## [Activity]
When you copy the material, keep each line exactly as it appears.
:: Material shown
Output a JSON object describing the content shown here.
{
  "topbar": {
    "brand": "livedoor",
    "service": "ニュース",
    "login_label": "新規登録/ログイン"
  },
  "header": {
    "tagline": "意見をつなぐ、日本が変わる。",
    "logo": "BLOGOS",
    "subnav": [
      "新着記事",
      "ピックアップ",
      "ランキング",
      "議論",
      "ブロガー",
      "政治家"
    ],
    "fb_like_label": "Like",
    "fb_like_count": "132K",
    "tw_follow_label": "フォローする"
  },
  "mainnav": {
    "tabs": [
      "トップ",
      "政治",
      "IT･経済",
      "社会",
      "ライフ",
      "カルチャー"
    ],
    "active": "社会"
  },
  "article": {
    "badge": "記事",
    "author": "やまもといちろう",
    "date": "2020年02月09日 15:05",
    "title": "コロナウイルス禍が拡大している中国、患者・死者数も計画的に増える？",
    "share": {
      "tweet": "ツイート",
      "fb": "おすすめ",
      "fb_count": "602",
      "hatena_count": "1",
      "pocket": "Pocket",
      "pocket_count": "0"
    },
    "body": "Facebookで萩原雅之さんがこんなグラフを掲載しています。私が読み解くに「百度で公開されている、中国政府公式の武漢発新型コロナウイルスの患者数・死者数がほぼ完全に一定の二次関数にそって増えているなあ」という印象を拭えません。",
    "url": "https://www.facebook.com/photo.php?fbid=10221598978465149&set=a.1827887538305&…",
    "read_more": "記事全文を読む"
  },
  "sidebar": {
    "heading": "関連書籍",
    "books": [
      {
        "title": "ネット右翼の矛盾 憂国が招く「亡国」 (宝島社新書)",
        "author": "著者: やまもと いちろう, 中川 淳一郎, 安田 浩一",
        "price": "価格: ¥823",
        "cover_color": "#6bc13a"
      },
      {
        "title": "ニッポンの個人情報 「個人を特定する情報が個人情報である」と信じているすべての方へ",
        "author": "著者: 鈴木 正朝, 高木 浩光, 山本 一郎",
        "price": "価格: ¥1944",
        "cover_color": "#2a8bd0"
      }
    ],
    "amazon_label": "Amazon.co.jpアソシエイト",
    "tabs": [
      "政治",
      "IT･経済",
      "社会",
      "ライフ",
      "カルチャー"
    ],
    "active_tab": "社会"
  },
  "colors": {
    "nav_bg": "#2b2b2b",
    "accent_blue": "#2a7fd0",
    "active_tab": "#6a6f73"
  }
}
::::
## [Result of the exercise]
Output a JSON object describing the content shown here.
{
  "topbar": {
    "brand": "livedoor",
    "service": "ニュース",
    "login_label": "新規登録/ログイン"
  },
  "header": {
    "tagline": "意見をつなぐ、日本が変わる。",
    "logo": "BLOGOS",
    "subnav": [
      "新着記事",
      "ピックアップ",
      "ランキング",
      "議論",
      "ブロガー",
      "政治家"
    ],
    "fb_like_label": "Like",
    "fb_like_count": "132K",
    "tw_follow_label": "フォローする"
  },
  "mainnav": {
    "tabs": [
      "トップ",
      "政治",
      "IT･経済",
      "社会",
      "ライフ",
      "カルチャー"
    ],
    "active": "社会"
  },
  "article": {
    "badge": "記事",
    "author": "やまもといちろう",
    "date": "2020年02月09日 15:05",
    "title": "コロナウイルス禍が拡大している中国、患者・死者数も計画的に増える？",
    "share": {
      "tweet": "ツイート",
      "fb": "おすすめ",
      "fb_count": "602",
      "hatena_count": "1",
      "pocket": "Pocket",
      "pocket_count": "0"
    },
    "body": "Facebookで萩原雅之さんがこんなグラフを掲載しています。私が読み解くに「百度で公開されている、中国政府公式の武漢発新型コロナウイルスの患者数・死者数がほぼ完全に一定の二次関数にそって増えているなあ」という印象を拭えません。",
    "url": "https://www.facebook.com/photo.php?fbid=10221598978465149&set=a.1827887538305&…",
    "read_more": "記事全文を読む"
  },
  "sidebar": {
    "heading": "関連書籍",
    "books": [
      {
        "title": "ネット右翼の矛盾 憂国が招く「亡国」 (宝島社新書)",
        "author": "著者: やまもと いちろう, 中川 淳一郎, 安田 浩一",
        "price": "価格: ¥823",
        "cover_color": "#6bc13a"
      },
      {
        "title": "ニッポンの個人情報 「個人を特定する情報が個人情報である」と信じているすべての方へ",
        "author": "著者: 鈴木 正朝, 高木 浩光, 山本 一郎",
        "price": "価格: ¥1944",
        "cover_color": "#2a8bd0"
      }
    ],
    "amazon_label": "Amazon.co.jpアソシエイト",
    "tabs": [
      "政治",
      "IT･経済",
      "社会",
      "ライフ",
      "カルチャー"
    ],
    "active_tab": "社会"
  },
  "colors": {
    "nav_bg": "#2b2b2b",
    "accent_blue": "#2a7fd0",
    "active_tab": "#6a6f73"
  }
}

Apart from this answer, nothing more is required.